The most logical explanation at this point is that the Astros have been cheating their asses off even after the report came out.

1 year ago
Reply to  fredsbank

Yes that’s clearly the most logical explanation. Couldn’t be that they’re just really good at baseball

1 year ago
Reply to  Dmjn53

The Astros cheating paradox – when they lose, well it’s a lot harder to hit when you don’t know what’s coming! When they win, well they’re obviously still cheating!

1 year ago
Reply to  Fozzz

It’s almost like the Astros just can’t catch a break…

1 year ago
Reply to  Dmjn53

The last time they weren’t cheating, 2016, they were just okay. A few games over .500. They’ve gained more from cheating than they ever could have from talent, because they’ve been given carte blanche by Manfred, too big a coward to punish them.

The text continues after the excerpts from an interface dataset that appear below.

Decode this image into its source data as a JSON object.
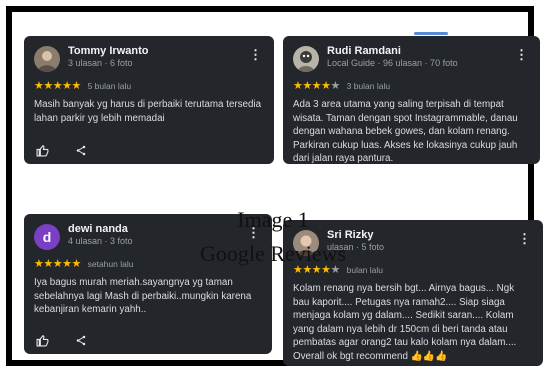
{
  "reviews": [
    {
      "name": "Tommy Irwanto",
      "meta": "3 ulasan · 6 foto",
      "rating": 5,
      "time": "5 bulan lalu",
      "text": "Masih banyak yg harus di perbaiki terutama tersedia lahan parkir yg lebih memadai",
      "avatar_icon": "person-photo-icon"
    },
    {
      "name": "Rudi Ramdani",
      "meta": "Local Guide · 96 ulasan · 70 foto",
      "rating": 4,
      "time": "3 bulan lalu",
      "text": "Ada 3 area utama yang saling terpisah di tempat wisata. Taman dengan spot Instagrammable, danau dengan wahana bebek gowes, dan kolam renang. Parkiran cukup luas. Akses ke lokasinya cukup jauh dari jalan raya pantura.",
      "avatar_icon": "person-photo-icon"
    },
    {
      "name": "dewi nanda",
      "meta": "4 ulasan · 3 foto",
      "rating": 5,
      "time": "setahun lalu",
      "text": "Iya bagus murah meriah.sayangnya yg taman sebelahnya lagi Mash di perbaiki..mungkin karena kebanjiran kemarin yahh..",
      "avatar_letter": "d",
      "avatar_color": "#7b3fc4"
    },
    {
      "name": "Sri Rizky",
      "meta": "ulasan · 5 foto",
      "rating": 4,
      "time": "bulan lalu",
      "text": "Kolam renang nya bersih bgt... Airnya bagus... Ngk bau kaporit.... Petugas nya ramah2.... Siap siaga menjaga kolam yg dalam.... Sedikit saran.... Kolam yang dalam nya lebih dr 150cm di beri tanda atau pembatas agar orang2 tau kalo kolam nya dalam.... Overall ok bgt recommend 👍👍👍",
      "avatar_icon": "person-photo-icon"
    }
  ],
  "overlay": {
    "line1": "Image 1",
    "line2": "Google Reviews"
  },
  "colors": {
    "card_bg": "#23262b",
    "star": "#fbbc04",
    "muted": "#9aa0a6"
  }
}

You think they just stopped one day in 2018 out of the sudden goodness of their souls, I have some lovely beachfront property in Wyoming you may be interested in buying.

1 year ago
Reply to  fredsbank

Surely replacing guys like Luis Valbuena, Colby Rasmus, Chris Carter and Evan Gattis with Yordan Alvarez, Michael Brantley, Alex Bregman, Kyle Tucker, etc. has nothing to do with the team improving since 2016.

Did you sign up for a membership by accident? Have you seen a baseball?

1 year ago
Reply to  fredsbank

This pains me as a White Sox fan, but it seems like the most logical explanation is a team which struggled to beat good teams throughout the course of the season also struggled to beat one specific good team the necessary three times in a five-game series – or, in this case, more than one time before the other could win three times.

In many ways, the Astros and their particular skills were a worse head-to-head matchup for the White Sox than other AL teams may have been. The good news for Chicago is their window is still opening as opposed to closing.